The question is not simply whether the groups sponsoring Park51 have a right to build it. The Constitution makes it clear that they do, though we are dismayed that some would question it or even argue, as has one prominent commentator, that no more mosques should be built anywhere in the United States. The question is whether this center should be built in this place. Our answer: An unequivocal yes. This mosque and community center will build bridges among various faiths (just as we seek to do in the Peace Walk). In doing so, Park51 will concretely and symbolically reject the evil aims of those who perpetrated the 9/11 attacks and their allies. It will be a sign of our resilience. It will promote something even better than tolerance­-mutual understanding and a celebration of differences as well as commonalities. In other words, it will
embody our nation’s unofficial motto: E Pluribus Unum, “Out of many, one.” We can’t think of anything more American than that. We also can’t think of a better way to honor the image of
God in all of us.

Sincerely,

(affiliations listed for identification purposes only)
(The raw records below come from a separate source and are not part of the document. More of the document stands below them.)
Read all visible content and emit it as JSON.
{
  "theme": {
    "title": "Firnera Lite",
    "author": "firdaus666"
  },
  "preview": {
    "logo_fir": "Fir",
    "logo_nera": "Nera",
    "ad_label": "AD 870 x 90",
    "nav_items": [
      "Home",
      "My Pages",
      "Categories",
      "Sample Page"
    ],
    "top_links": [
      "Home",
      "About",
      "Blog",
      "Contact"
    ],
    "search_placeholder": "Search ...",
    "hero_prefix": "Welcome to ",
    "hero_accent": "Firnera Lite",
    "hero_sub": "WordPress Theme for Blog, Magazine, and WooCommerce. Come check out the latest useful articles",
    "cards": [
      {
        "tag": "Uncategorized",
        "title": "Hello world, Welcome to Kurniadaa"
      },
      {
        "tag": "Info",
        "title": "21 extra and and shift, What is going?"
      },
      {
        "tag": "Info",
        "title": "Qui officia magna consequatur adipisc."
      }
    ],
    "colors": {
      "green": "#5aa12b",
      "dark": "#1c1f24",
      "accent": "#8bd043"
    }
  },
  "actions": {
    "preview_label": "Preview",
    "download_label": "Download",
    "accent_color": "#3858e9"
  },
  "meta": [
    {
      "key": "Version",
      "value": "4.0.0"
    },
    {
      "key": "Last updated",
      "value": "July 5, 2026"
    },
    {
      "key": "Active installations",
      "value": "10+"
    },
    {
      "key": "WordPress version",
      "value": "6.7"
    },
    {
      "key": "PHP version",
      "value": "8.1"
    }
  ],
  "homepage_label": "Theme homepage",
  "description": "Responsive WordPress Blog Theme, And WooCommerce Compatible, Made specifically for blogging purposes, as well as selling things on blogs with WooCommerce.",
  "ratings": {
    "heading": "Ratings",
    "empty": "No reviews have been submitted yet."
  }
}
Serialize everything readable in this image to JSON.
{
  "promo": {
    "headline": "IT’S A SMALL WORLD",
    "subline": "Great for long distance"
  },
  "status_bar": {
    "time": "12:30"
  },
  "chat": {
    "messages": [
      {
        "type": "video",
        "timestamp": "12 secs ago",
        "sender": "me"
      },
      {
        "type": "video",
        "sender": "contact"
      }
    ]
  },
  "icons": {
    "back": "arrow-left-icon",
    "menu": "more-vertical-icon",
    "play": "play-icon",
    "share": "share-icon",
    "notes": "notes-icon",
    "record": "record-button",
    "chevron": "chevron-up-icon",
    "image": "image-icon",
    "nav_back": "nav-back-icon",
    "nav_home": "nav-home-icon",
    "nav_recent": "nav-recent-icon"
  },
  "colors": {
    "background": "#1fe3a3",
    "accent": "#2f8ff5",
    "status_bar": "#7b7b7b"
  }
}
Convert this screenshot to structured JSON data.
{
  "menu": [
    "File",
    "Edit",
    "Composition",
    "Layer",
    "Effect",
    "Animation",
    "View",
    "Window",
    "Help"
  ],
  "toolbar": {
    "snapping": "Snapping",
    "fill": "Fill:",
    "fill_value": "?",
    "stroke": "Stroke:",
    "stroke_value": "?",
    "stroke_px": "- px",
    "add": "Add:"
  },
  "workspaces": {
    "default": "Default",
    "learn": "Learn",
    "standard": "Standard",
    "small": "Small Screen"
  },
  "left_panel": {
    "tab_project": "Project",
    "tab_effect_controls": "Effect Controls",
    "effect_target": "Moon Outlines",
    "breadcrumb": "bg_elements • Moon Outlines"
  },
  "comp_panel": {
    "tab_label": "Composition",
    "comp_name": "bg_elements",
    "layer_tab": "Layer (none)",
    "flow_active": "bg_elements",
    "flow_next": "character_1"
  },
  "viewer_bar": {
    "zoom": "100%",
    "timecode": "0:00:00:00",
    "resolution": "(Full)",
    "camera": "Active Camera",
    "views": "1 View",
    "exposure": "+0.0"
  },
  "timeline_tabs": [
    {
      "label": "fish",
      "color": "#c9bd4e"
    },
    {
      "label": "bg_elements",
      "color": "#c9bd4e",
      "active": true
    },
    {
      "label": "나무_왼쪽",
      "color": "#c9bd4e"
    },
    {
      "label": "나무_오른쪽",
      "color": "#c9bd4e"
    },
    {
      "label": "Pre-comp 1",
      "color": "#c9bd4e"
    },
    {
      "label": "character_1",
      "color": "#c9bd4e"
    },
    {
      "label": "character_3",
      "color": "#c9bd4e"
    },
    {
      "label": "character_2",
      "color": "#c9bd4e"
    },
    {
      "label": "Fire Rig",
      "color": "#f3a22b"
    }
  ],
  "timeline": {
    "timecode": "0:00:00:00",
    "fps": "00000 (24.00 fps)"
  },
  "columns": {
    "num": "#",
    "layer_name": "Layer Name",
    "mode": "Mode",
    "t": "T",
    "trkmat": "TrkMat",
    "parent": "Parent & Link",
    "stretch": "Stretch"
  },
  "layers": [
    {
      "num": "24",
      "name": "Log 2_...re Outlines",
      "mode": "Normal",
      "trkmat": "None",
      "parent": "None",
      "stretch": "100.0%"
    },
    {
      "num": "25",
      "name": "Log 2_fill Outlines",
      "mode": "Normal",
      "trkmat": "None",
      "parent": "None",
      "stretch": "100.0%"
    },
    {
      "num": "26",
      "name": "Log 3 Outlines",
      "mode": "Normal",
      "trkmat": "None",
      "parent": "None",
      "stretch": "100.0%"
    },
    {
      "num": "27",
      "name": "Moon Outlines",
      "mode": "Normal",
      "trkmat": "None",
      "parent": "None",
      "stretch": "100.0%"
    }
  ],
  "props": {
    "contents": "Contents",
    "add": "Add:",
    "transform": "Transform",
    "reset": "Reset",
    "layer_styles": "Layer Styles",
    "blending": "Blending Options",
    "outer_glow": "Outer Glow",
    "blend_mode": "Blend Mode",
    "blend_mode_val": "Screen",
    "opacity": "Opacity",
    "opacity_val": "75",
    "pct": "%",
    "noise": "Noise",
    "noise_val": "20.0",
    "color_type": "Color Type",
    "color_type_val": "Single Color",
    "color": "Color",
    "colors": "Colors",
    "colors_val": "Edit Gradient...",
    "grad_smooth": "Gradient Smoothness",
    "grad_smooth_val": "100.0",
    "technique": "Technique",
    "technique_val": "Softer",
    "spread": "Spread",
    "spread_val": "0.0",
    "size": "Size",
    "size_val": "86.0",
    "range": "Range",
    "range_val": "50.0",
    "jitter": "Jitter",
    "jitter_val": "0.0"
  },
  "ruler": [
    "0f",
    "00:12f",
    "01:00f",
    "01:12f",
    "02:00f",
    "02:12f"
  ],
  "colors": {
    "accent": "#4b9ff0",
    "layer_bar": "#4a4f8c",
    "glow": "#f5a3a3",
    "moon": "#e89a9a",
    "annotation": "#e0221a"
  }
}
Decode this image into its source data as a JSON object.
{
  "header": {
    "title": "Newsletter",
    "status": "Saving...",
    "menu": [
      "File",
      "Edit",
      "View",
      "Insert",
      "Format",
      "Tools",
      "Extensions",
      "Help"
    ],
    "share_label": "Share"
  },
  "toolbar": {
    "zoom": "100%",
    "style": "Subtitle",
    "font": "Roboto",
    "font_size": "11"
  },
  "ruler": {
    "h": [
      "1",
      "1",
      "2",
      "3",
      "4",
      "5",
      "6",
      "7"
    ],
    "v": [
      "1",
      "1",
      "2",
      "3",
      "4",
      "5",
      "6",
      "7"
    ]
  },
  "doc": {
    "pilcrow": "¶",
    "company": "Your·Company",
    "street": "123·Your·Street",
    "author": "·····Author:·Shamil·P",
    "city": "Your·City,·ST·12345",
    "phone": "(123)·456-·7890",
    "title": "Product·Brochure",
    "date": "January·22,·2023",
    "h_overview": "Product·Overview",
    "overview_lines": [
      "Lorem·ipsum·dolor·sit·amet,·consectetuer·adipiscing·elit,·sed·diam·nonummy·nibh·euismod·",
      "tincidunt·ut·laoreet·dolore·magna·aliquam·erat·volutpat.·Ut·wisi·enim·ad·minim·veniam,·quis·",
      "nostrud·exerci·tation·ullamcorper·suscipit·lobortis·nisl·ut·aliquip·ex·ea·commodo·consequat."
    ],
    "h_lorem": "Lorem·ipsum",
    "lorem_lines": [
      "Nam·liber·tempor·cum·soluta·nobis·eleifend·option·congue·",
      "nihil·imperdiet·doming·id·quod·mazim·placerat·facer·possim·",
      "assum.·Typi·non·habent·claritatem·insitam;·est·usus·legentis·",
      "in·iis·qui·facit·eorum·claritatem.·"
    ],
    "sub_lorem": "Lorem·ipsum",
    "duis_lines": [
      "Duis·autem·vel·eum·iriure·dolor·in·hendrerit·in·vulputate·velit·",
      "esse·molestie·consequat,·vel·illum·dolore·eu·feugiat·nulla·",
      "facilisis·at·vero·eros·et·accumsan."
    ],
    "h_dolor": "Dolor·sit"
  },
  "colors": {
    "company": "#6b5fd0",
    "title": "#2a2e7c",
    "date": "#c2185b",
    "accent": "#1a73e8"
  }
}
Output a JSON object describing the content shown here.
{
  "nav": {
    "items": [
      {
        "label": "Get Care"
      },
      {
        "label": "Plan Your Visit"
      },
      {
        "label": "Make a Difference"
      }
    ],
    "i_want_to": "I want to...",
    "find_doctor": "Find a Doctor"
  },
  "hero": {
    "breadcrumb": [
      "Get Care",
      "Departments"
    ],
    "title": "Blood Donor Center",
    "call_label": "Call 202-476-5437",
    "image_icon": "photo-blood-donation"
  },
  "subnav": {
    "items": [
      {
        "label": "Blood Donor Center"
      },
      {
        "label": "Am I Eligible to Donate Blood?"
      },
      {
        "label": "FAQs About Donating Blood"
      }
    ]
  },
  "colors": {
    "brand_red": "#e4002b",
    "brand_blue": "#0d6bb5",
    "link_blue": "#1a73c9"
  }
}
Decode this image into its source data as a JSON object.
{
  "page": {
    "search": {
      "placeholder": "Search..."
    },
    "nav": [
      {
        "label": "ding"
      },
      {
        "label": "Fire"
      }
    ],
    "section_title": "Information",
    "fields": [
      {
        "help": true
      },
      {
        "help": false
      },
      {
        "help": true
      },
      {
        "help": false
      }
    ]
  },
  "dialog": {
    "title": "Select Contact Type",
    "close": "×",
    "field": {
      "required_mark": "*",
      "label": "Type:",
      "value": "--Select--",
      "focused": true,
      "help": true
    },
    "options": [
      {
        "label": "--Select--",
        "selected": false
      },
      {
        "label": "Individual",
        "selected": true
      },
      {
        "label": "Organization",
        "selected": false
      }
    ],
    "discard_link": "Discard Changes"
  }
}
Ronald Abrams, Mishkan Shalom
Margarita (Miriam) Abuawadeh, Al-aqsa Islamic Society
Anthony Brummans, St. Vincent de Paul Catholic Church
Vic Compher, Tabernacle United Church
Edd Conboy, Broad Street Ministry
Patricia Coyne, Peace Walk
Katy Friggle-Norton, Baptist Peace Fellowship of North America
Rabbi Nancy Fuchs-Kreimer, Reconstructionist Rabbinical College
Ayala Guy, Peace Walk
Peter Handler, Mishkan Shalom
Adab Ibrahim, Al-Aqsa Islamic Society
Wilson Kratz, Chestnut Hill United Church
Lance Laver, Mishkan Shalom
Brenda Lazin, Mishkan Shalom
James McGovern, Catholic Peace Fellowship
Neomosha Nelson, Metropolitan Christian Council of Philadelphia
Steve Newman, Mishkan Shalom
Douglas Norton, Central Baptist Church
Ruthy Lachman Paul, Peace Walk
Peter Pedemonti, New Sanctuary Movement of Philadelphia
Jeanne Swartz, Peace Walk
Linda Toia, St. Peter’s Episcopal Church
Rev. Frank P. Toia, priest, Episcopal Church
Ayesha Weinberg, Bawa Muhaiyaddeen Fellowship
Justina Wiggins, Mirabilia Circle
Pecki Witonsky, Peace Walk
Pam Yaller, Upper Dublin Friends Meeting